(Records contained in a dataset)
*** Begin section ***

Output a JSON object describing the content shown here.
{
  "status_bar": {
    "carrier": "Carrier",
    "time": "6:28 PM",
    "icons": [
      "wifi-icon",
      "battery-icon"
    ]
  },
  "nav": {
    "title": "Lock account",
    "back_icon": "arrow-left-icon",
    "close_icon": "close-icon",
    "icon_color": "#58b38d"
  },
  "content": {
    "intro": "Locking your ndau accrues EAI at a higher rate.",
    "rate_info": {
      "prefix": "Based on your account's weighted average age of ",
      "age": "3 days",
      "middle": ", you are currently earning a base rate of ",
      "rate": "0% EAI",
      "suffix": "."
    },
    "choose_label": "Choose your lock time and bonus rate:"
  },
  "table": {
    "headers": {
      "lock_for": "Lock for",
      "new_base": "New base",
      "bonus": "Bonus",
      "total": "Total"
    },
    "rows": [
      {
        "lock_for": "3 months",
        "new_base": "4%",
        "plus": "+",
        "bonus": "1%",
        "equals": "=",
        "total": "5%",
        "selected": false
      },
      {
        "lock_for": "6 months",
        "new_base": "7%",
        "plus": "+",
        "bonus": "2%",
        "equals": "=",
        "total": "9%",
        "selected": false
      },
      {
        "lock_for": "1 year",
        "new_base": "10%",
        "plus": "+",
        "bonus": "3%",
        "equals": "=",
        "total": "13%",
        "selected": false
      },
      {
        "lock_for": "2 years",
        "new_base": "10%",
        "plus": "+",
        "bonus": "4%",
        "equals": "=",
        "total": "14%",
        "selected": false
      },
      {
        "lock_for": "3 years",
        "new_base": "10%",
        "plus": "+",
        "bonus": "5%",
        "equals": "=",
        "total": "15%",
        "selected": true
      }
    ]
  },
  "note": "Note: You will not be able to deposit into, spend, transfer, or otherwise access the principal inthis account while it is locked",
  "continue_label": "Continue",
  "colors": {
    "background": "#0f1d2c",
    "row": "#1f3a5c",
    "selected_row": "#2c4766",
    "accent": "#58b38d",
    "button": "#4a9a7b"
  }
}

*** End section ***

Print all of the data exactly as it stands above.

== TASK OUTPUT ==
Output a JSON object describing the content shown here.
{
  "status_bar": {
    "carrier": "Carrier",
    "time": "6:28 PM",
    "icons": [
      "wifi-icon",
      "battery-icon"
    ]
  },
  "nav": {
    "title": "Lock account",
    "back_icon": "arrow-left-icon",
    "close_icon": "close-icon",
    "icon_color": "#58b38d"
  },
  "content": {
    "intro": "Locking your ndau accrues EAI at a higher rate.",
    "rate_info": {
      "prefix": "Based on your account's weighted average age of ",
      "age": "3 days",
      "middle": ", you are currently earning a base rate of ",
      "rate": "0% EAI",
      "suffix": "."
    },
    "choose_label": "Choose your lock time and bonus rate:"
  },
  "table": {
    "headers": {
      "lock_for": "Lock for",
      "new_base": "New base",
      "bonus": "Bonus",
      "total": "Total"
    },
    "rows": [
      {
        "lock_for": "3 months",
        "new_base": "4%",
        "plus": "+",
        "bonus": "1%",
        "equals": "=",
        "total": "5%",
        "selected": false
      },
      {
        "lock_for": "6 months",
        "new_base": "7%",
        "plus": "+",
        "bonus": "2%",
        "equals": "=",
        "total": "9%",
        "selected": false
      },
      {
        "lock_for": "1 year",
        "new_base": "10%",
        "plus": "+",
        "bonus": "3%",
        "equals": "=",
        "total": "13%",
        "selected": false
      },
      {
        "lock_for": "2 years",
        "new_base": "10%",
        "plus": "+",
        "bonus": "4%",
        "equals": "=",
        "total": "14%",
        "selected": false
      },
      {
        "lock_for": "3 years",
        "new_base": "10%",
        "plus": "+",
        "bonus": "5%",
        "equals": "=",
        "total": "15%",
        "selected": true
      }
    ]
  },
  "note": "Note: You will not be able to deposit into, spend, transfer, or otherwise access the principal inthis account while it is locked",
  "continue_label": "Continue",
  "colors": {
    "background": "#0f1d2c",
    "row": "#1f3a5c",
    "selected_row": "#2c4766",
    "accent": "#58b38d",
    "button": "#4a9a7b"
  }
}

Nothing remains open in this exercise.